What are probiotics?
Probiotics are often thought of as ‘friendly bacteria’, however there’s a bit more to it than that.
Probiotics are ‘live microorganisms which when administered in adequate amounts, confer a health benefit on the host’ 1,2
Some probiotics can help balance the numbers of beneficial and potentially harmful bacteria in the digestive system, and therefore support the function of the intestinal microbiota.
Lactic acid bacteria, with prominent species including Lactobacillus, and bifidobacteria, are commonly selected as probiotics, although other microorganisms (including the yeast, Saccharomyces boulardii) can also be considered probiotic.
The Probiotic Concept & Relevance Today
The probiotic concept dates back to the early 20th century, with Professor Elie Metchnikoff’s theory that there were health advantages in replacing harmful proteolytic bacteria in the colon with beneficial saccharolytic species, preferably those producing lactic acid.
In the present day, we are less exposed to bacteria in the diet and environment as a result of modern hygiene practices and an increased intake of highly processed foods (which do not contain bacteria). Therefore, exposure to bacteria in number and diversity has decreased. This, alongside many aspects of modern life that disrupt the gut microbiota (i.e. medication, poor diet, stress and illness) highlights the relevance and potential application of probiotics today.
Considering a probiotic
Not all probiotics are the same; the characteristics, actions and health benefits can be strain-specific and therefore it is important to consider the following when choosing a probiotic:
1) Labels should state the full name of the strain and minimum count of live cells at end of shelf-life, supported by quality control procedures
• The specific strain in full (Lactobacillus casei Shirota), and the minimum count of live bacteria at end-of shelf life (6.5 billion live cells per 65ml bottle) is stated on Yakult’s packaging.
• Each batch of Yakult is checked by a quality control laboratory to ensure a minimum count of live cells at end of shelf life.
2) Probiotic strains must be safe
• Lactic acid bacteria have been consumed for centuries in fermented foods and the Lactobacillus casei Shirota in Yakult has been consumed for over 80 years.
3) Scientific evidence supporting survival through the gut
• For oral probiotics, are there human intervention trials showing survival of the strain though the gut?

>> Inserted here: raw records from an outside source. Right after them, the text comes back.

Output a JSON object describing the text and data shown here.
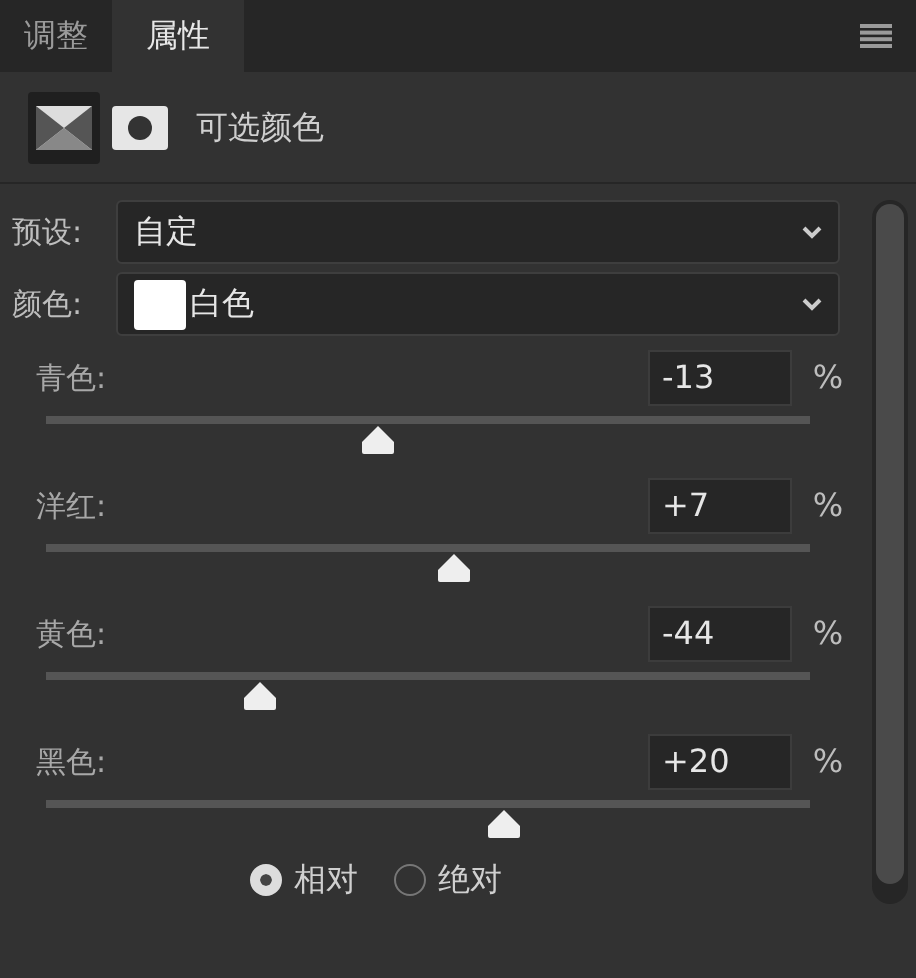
{
  "tabs": [
    {
      "label": "调整",
      "selected": false
    },
    {
      "label": "属性",
      "selected": true
    }
  ],
  "header": {
    "title": "可选颜色"
  },
  "preset": {
    "label": "预设:",
    "value": "自定"
  },
  "color": {
    "label": "颜色:",
    "value": "白色"
  },
  "sliders": [
    {
      "label": "青色:",
      "value": "-13",
      "unit": "%",
      "level": 0.435
    },
    {
      "label": "洋红:",
      "value": "+7",
      "unit": "%",
      "level": 0.535
    },
    {
      "label": "黄色:",
      "value": "-44",
      "unit": "%",
      "level": 0.28
    },
    {
      "label": "黑色:",
      "value": "+20",
      "unit": "%",
      "level": 0.6
    }
  ],
  "method": [
    {
      "label": "相对",
      "selected": true
    },
    {
      "label": "绝对",
      "selected": false
    }
  ]
}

4) Scientific evidence supporting efficacy
• Check for trials and studies for the probiotic and the particular patient problem – this is important for assessment of safety too.